PROBLEM DESCRIPTION » Apart from the pictures, reproduce the data below exactly as it stands.

DATASET ENTRIES »
━━━━━━
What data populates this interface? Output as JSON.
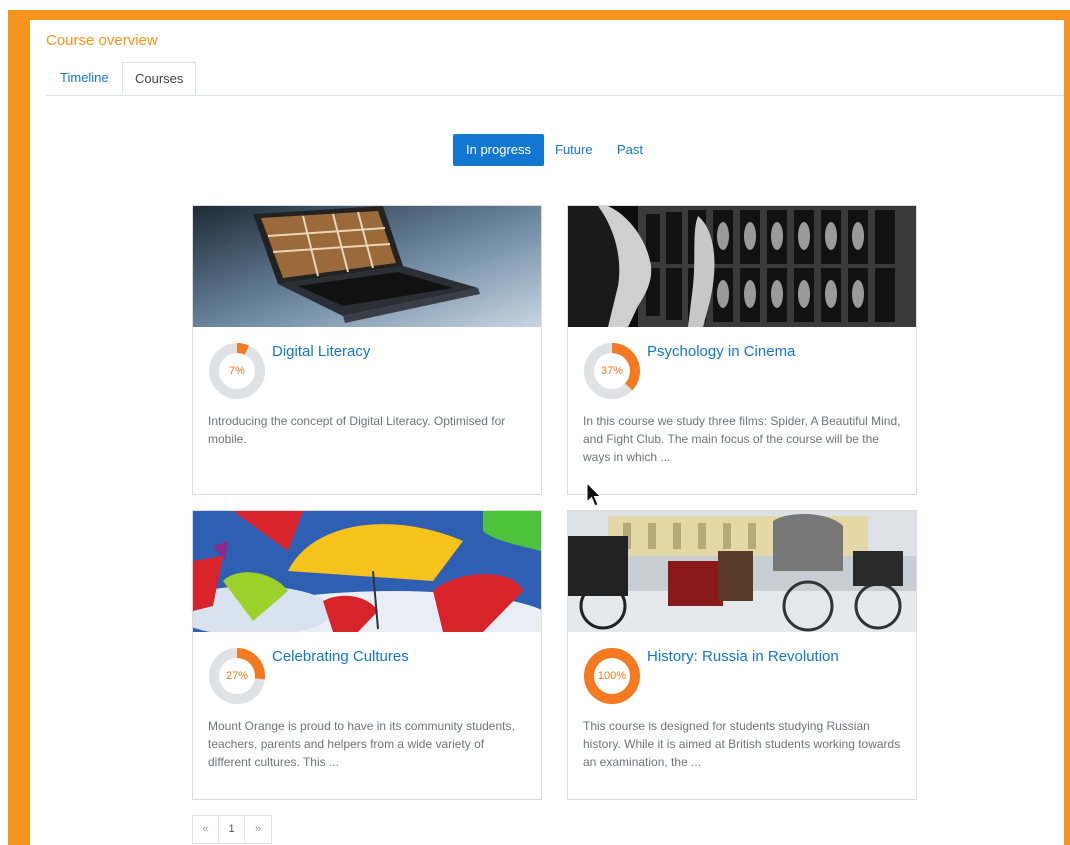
{
  "block": {
    "title": "Course overview"
  },
  "tabs": [
    {
      "label": "Timeline"
    },
    {
      "label": "Courses"
    }
  ],
  "filters": [
    {
      "label": "In progress"
    },
    {
      "label": "Future"
    },
    {
      "label": "Past"
    }
  ],
  "courses": [
    {
      "name": "Digital Literacy",
      "progress_label": "7%",
      "progress": 0.07,
      "summary": "Introducing the concept of Digital Literacy. Optimised for mobile."
    },
    {
      "name": "Psychology in Cinema",
      "progress_label": "37%",
      "progress": 0.37,
      "summary": "In this course we study three films: Spider, A Beautiful Mind, and Fight Club. The main focus of the course will be the ways in which ..."
    },
    {
      "name": "Celebrating Cultures",
      "progress_label": "27%",
      "progress": 0.27,
      "summary": "Mount Orange is proud to have in its community students, teachers, parents and helpers from a wide variety of different cultures. This ..."
    },
    {
      "name": "History: Russia in Revolution",
      "progress_label": "100%",
      "progress": 1.0,
      "summary": "This course is designed for students studying Russian history. While it is aimed at British students working towards an examination, the ..."
    }
  ],
  "pagination": {
    "prev": "«",
    "page": "1",
    "next": "»"
  },
  "colors": {
    "accent": "#f7941d",
    "link": "#1177d1",
    "progress": "#f47920",
    "track": "#dfe2e5"
  }
}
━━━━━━
RESULT »
What data populates this interface? Output as JSON.
{
  "block": {
    "title": "Course overview"
  },
  "tabs": [
    {
      "label": "Timeline"
    },
    {
      "label": "Courses"
    }
  ],
  "filters": [
    {
      "label": "In progress"
    },
    {
      "label": "Future"
    },
    {
      "label": "Past"
    }
  ],
  "courses": [
    {
      "name": "Digital Literacy",
      "progress_label": "7%",
      "progress": 0.07,
      "summary": "Introducing the concept of Digital Literacy. Optimised for mobile."
    },
    {
      "name": "Psychology in Cinema",
      "progress_label": "37%",
      "progress": 0.37,
      "summary": "In this course we study three films: Spider, A Beautiful Mind, and Fight Club. The main focus of the course will be the ways in which ..."
    },
    {
      "name": "Celebrating Cultures",
      "progress_label": "27%",
      "progress": 0.27,
      "summary": "Mount Orange is proud to have in its community students, teachers, parents and helpers from a wide variety of different cultures. This ..."
    },
    {
      "name": "History: Russia in Revolution",
      "progress_label": "100%",
      "progress": 1.0,
      "summary": "This course is designed for students studying Russian history. While it is aimed at British students working towards an examination, the ..."
    }
  ],
  "pagination": {
    "prev": "«",
    "page": "1",
    "next": "»"
  },
  "colors": {
    "accent": "#f7941d",
    "link": "#1177d1",
    "progress": "#f47920",
    "track": "#dfe2e5"
  }
}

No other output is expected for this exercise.